This past weekend, I went back in time with Anne, visiting the sites and locations of the summer where we met and worked at the Utah Shakespeare Festival. The travel there was easy for me, difficult for Anne. The memories triggered by all the photographs, and then actual buildings and spaces, were hilarious and fun.

But without a doubt, the most wonderful thing about this trip, beyond the girl time together and remembering how silly we were at 20 and 21,  was the people.  In the course of the 2 days we were at the Festival over the weekend, we saw 8 people who were involved with (in leadership, performance, or creative direction) the Festival when we were young stitchers with something to prove. Though they didn't all remember us precisely, there was this unabashed kindness and enthusiasm from them welcoming us back to Cedar City and the Festival. Each conversation was more than a passing one, and allowed us to laugh and reminisce and catch up a little (or a lot) and just feel good. It triggered the best kind of memory of all - I worked here, and the people I worked with are good, kind people. Hardworking people who have made a life in the arts.

Looking back, even though I left the arts to do other things, I'm not second guessing my decision to take that job and move 2500 miles across the country for a summer to do it. It was worth every second of that summer.

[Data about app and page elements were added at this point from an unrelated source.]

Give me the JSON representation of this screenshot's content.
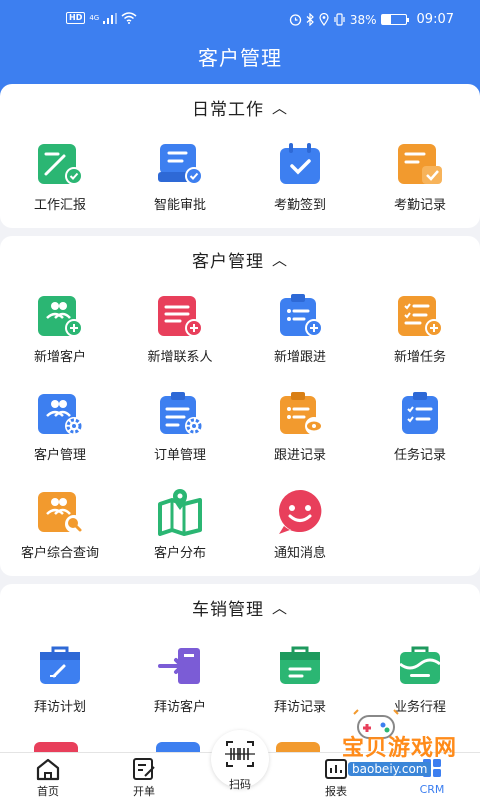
{
  "status_bar": {
    "hd_badge": "HD",
    "network": "4G",
    "battery_text": "38%",
    "battery_level": 0.38,
    "time": "09:07"
  },
  "header": {
    "title": "客户管理"
  },
  "sections": {
    "daily": {
      "title": "日常工作",
      "expand_icon": "chevron-up-icon",
      "items": [
        {
          "label": "工作汇报",
          "icon": "work-report-icon",
          "color": "#2bb673"
        },
        {
          "label": "智能审批",
          "icon": "approval-icon",
          "color": "#3d7ff0"
        },
        {
          "label": "考勤签到",
          "icon": "attendance-checkin-icon",
          "color": "#3d7ff0"
        },
        {
          "label": "考勤记录",
          "icon": "attendance-record-icon",
          "color": "#f29a2e"
        }
      ]
    },
    "customer": {
      "title": "客户管理",
      "expand_icon": "chevron-up-icon",
      "items": [
        {
          "label": "新增客户",
          "icon": "add-customer-icon",
          "color": "#2bb673"
        },
        {
          "label": "新增联系人",
          "icon": "add-contact-icon",
          "color": "#e83f5b"
        },
        {
          "label": "新增跟进",
          "icon": "add-followup-icon",
          "color": "#3d7ff0"
        },
        {
          "label": "新增任务",
          "icon": "add-task-icon",
          "color": "#f29a2e"
        },
        {
          "label": "客户管理",
          "icon": "customer-manage-icon",
          "color": "#3d7ff0"
        },
        {
          "label": "订单管理",
          "icon": "order-manage-icon",
          "color": "#3d7ff0"
        },
        {
          "label": "跟进记录",
          "icon": "followup-record-icon",
          "color": "#f29a2e"
        },
        {
          "label": "任务记录",
          "icon": "task-record-icon",
          "color": "#3d7ff0"
        },
        {
          "label": "客户综合查询",
          "icon": "customer-query-icon",
          "color": "#f29a2e"
        },
        {
          "label": "客户分布",
          "icon": "customer-map-icon",
          "color": "#2bb673"
        },
        {
          "label": "通知消息",
          "icon": "notification-smile-icon",
          "color": "#e83f5b"
        }
      ]
    },
    "sales": {
      "title": "车销管理",
      "expand_icon": "chevron-up-icon",
      "items": [
        {
          "label": "拜访计划",
          "icon": "visit-plan-icon",
          "color": "#3d7ff0"
        },
        {
          "label": "拜访客户",
          "icon": "visit-customer-icon",
          "color": "#7b5cd6"
        },
        {
          "label": "拜访记录",
          "icon": "visit-record-icon",
          "color": "#2bb673"
        },
        {
          "label": "业务行程",
          "icon": "business-trip-icon",
          "color": "#2bb673"
        }
      ]
    }
  },
  "tabbar": {
    "home": "首页",
    "order": "开单",
    "scan": "扫码",
    "report": "报表",
    "crm": "CRM"
  },
  "watermark": {
    "text": "宝贝游戏网",
    "url": "baobeiy.com"
  },
  "colors": {
    "primary": "#3d7ff0",
    "background": "#f1f2f6",
    "watermark": "#ff8b1a"
  }
}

And to my old friends with whom I reconnected this weekend, I'm sorry that I stopped the conversations short sometimes with my awkward, sad news. If there were anything I could go back and change, it would be that I even had to break news like that. Knowing what excellent people you are, I can only wish that you could have known Connor. I bet you would have gotten along famously.